Research paper by Y J YJ Tan, M M Oliveberg, A R AR Fersht

Indexed on: 29 Nov '96Published on: 29 Nov '96Published in: Journal of Molecular Biology



Abstract
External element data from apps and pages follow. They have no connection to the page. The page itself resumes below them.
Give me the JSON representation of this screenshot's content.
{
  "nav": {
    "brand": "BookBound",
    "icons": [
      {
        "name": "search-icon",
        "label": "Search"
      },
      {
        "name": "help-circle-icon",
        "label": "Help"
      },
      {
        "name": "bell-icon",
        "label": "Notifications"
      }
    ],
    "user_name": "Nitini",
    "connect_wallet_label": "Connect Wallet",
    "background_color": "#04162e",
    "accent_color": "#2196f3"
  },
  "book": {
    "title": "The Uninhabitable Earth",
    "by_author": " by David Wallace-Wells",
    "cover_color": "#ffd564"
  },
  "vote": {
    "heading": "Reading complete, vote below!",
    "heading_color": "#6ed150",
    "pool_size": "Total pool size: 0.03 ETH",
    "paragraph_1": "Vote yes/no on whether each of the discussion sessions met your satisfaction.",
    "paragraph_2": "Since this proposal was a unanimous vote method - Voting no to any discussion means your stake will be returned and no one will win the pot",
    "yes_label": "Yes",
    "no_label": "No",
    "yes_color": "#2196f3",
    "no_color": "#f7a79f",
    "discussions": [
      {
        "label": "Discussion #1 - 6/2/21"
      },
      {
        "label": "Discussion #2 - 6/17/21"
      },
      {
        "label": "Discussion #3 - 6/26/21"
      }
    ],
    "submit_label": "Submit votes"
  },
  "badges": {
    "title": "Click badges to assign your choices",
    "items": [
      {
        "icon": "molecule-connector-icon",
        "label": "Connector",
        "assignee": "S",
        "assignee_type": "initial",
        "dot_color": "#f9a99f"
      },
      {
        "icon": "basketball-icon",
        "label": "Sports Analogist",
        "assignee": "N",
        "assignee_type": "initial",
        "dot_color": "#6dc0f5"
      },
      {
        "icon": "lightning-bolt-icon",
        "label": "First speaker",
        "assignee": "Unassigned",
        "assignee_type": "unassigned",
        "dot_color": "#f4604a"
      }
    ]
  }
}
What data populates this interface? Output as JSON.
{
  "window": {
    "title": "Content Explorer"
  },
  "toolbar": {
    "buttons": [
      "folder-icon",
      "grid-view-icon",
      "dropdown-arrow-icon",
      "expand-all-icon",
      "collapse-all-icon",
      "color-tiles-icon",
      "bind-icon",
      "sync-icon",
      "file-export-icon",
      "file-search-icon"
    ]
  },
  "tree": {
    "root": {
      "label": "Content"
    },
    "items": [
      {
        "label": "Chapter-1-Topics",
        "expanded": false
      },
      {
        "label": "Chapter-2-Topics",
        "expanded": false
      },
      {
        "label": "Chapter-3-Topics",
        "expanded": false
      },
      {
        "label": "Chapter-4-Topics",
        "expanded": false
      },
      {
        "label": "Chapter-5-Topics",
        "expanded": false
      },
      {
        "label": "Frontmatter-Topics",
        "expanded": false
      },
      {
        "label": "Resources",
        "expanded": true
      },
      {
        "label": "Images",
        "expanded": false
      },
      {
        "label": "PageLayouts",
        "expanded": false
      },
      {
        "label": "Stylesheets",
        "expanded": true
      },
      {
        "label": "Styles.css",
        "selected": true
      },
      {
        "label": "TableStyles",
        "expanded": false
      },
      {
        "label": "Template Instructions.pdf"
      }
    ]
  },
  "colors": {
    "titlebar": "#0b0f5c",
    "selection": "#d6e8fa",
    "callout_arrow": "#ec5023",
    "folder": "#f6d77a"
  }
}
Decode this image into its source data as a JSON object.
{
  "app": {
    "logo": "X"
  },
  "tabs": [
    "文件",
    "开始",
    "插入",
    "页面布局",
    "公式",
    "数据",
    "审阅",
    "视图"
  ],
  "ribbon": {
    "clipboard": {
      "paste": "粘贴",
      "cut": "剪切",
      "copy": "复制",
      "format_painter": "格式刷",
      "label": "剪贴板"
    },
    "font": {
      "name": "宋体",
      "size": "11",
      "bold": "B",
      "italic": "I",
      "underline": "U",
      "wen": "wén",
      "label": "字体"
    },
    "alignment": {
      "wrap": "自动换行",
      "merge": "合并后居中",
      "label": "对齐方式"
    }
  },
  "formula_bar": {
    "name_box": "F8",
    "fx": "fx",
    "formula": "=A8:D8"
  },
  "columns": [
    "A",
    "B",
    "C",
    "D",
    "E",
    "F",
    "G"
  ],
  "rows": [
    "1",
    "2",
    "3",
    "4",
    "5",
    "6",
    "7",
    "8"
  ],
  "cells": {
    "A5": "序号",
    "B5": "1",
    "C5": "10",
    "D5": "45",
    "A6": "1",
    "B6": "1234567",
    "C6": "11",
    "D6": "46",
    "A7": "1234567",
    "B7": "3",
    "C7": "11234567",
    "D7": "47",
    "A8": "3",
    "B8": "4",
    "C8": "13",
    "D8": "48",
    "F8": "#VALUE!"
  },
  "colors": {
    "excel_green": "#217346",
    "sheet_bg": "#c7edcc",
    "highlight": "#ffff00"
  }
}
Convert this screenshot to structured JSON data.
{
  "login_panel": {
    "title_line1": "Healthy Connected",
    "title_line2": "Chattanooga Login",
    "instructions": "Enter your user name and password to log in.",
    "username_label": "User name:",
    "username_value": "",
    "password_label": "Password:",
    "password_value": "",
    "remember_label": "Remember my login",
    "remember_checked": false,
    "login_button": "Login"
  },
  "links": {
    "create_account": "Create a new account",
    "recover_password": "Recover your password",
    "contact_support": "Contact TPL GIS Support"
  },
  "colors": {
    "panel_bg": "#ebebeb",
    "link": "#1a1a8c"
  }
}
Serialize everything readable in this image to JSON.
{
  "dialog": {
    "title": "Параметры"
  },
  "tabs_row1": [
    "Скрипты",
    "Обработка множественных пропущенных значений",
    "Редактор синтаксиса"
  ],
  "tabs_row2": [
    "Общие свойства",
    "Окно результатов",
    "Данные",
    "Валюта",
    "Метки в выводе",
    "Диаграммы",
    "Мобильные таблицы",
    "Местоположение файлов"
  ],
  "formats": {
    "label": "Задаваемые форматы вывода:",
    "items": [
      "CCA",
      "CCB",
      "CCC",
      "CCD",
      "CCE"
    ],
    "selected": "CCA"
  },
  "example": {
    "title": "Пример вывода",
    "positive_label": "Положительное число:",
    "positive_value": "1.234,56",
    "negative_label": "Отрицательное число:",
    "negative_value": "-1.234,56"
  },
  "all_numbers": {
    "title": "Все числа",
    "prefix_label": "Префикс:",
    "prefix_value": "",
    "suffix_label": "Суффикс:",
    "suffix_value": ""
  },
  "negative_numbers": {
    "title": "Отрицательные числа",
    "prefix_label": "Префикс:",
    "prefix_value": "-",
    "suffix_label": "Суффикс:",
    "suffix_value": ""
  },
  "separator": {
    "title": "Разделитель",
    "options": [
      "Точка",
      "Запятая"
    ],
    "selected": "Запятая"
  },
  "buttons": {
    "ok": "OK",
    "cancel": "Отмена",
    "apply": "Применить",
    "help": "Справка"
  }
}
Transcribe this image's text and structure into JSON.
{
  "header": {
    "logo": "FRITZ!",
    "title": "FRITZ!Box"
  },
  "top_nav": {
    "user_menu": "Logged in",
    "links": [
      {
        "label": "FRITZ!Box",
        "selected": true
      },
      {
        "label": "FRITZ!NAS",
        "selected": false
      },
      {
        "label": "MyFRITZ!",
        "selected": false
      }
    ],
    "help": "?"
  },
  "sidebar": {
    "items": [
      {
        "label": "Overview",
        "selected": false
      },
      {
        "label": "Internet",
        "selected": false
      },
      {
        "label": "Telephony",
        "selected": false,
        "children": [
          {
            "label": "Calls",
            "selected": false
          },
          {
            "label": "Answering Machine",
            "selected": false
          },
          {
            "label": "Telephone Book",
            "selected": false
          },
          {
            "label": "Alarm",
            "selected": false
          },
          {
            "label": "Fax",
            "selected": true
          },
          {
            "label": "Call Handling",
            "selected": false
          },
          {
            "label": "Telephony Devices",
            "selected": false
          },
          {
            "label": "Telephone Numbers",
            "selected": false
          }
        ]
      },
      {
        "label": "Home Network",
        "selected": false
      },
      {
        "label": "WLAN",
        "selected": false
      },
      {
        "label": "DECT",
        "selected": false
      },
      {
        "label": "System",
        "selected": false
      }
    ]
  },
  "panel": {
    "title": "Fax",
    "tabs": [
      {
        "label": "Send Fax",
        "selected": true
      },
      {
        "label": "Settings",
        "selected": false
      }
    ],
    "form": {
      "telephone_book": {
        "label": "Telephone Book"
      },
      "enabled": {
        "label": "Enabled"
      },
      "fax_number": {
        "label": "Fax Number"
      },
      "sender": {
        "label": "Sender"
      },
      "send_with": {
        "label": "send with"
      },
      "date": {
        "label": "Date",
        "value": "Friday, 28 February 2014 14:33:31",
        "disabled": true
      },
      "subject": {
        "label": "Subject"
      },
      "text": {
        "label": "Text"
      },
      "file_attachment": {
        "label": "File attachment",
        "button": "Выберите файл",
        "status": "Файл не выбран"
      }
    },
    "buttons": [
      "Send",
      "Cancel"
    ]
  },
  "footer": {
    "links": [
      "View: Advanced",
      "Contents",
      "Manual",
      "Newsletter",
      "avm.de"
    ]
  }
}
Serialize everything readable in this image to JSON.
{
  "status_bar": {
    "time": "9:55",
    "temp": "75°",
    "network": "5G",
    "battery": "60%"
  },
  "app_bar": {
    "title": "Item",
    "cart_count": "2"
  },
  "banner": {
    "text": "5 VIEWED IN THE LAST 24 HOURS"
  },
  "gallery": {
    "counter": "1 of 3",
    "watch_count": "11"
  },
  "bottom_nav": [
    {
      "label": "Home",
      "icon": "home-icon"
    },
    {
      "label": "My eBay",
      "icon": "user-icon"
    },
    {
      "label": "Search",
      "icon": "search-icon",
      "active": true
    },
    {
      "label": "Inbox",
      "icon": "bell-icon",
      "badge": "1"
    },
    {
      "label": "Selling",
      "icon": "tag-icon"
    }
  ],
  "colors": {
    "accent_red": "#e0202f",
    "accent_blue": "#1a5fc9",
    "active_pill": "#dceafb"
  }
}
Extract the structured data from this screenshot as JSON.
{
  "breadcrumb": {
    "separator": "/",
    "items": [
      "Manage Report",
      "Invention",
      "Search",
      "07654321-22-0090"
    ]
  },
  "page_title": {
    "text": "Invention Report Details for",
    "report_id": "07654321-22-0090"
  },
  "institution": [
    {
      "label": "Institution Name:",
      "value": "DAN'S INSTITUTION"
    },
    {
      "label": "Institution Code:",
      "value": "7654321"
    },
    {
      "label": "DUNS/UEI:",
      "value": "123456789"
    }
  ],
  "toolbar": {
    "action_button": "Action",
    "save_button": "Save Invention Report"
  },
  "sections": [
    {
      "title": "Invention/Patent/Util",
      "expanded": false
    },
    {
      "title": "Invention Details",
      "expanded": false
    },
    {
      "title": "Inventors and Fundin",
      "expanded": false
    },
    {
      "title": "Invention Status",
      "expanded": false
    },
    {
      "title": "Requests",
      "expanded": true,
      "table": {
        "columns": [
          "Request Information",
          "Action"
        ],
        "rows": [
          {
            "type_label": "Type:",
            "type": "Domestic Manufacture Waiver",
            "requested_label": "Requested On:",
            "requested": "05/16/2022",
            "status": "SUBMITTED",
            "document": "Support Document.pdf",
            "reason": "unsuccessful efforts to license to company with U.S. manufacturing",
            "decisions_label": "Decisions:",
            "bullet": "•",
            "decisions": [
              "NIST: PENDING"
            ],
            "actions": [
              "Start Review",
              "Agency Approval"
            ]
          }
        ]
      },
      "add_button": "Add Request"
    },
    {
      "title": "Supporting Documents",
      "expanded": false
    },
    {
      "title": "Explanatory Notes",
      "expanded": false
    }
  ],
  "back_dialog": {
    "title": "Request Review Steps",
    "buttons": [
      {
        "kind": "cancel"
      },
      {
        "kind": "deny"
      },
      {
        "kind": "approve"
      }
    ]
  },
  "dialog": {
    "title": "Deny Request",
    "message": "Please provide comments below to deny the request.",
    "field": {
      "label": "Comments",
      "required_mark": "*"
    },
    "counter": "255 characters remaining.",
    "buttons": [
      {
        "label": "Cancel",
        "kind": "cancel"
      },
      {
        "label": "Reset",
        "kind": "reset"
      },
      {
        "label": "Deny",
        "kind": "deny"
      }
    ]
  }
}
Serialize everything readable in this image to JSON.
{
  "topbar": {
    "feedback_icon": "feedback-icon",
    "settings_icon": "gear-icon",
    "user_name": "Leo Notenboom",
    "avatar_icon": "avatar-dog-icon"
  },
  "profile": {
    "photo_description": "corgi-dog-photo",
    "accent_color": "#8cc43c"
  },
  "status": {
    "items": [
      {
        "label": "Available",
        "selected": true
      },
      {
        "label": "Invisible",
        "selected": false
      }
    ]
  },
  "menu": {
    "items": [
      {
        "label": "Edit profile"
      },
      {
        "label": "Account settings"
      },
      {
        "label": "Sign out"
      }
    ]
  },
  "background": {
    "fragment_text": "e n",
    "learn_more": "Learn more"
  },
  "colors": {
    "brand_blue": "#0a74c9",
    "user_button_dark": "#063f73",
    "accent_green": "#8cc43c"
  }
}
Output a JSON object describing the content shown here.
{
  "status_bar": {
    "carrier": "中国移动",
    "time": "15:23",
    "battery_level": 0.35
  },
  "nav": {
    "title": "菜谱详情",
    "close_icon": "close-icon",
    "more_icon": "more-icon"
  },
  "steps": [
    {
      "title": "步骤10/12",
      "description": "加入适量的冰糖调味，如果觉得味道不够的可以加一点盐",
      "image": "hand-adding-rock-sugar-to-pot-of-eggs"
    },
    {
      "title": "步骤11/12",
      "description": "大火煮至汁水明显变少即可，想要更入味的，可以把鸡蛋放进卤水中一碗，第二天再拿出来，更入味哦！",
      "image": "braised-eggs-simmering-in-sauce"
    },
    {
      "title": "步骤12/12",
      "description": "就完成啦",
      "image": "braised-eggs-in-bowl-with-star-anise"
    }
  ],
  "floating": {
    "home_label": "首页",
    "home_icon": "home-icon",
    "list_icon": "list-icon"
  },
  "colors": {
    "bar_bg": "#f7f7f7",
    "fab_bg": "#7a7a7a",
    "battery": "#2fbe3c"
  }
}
CI2 folds and unfolds as a single cooperative unit by simple two-state kinetics, which enables the properties of the transition state to be measured from both the forward and backward rate constants. We have examined how the free energy of the transition state for the folding of chymotrypsin inhibitor 2 (CI2) changes with pH and temperature. In addition to the standard thermodynamic quantities, we have measured the overall acid-titration properties of the transition state and its heat capacity relative to both the denatured and native states. We were able to determine the latter by a method analogous to a well-established procedure for measuring the change in heat capacity for equilibrium unfolding: the enthalpy of activation of unfolding at different values of acid pH were plotted against the average temperature of each determination. Our results show that the transition state of CI2 has lost most of the electrostatic and van der Waals' interactions that are found in the native state, but it remains compact and this prevents water molecules from entering some parts of the hydrophobic core. The properties of the transition state of CI2 are then compared with the major folding transition state of the larger protein barnase, which folds by a multi-state mechanism, with the accumulation of a partly structured intermediate (Dphys or I). CI2 folds from a largely unstructured denatured state under physiological conditions via a transition state which is compact but relatively uniformly unstructured, with tertiary and secondary structure being formed in parallel. We term this an expanded pathway. Conversely, barnase folds from a largely structured denatured state in which elements of structure are well formed through a transition state that has islands of folded elements of structure. We term this a compact pathway. These two pathways may correspond to the two extreme ends of a continuous spectrum of protein folding mechanisms. Although the properties of the two transition states are very different, the activation barrier for folding (Dphys-->++) is very similar for both proteins.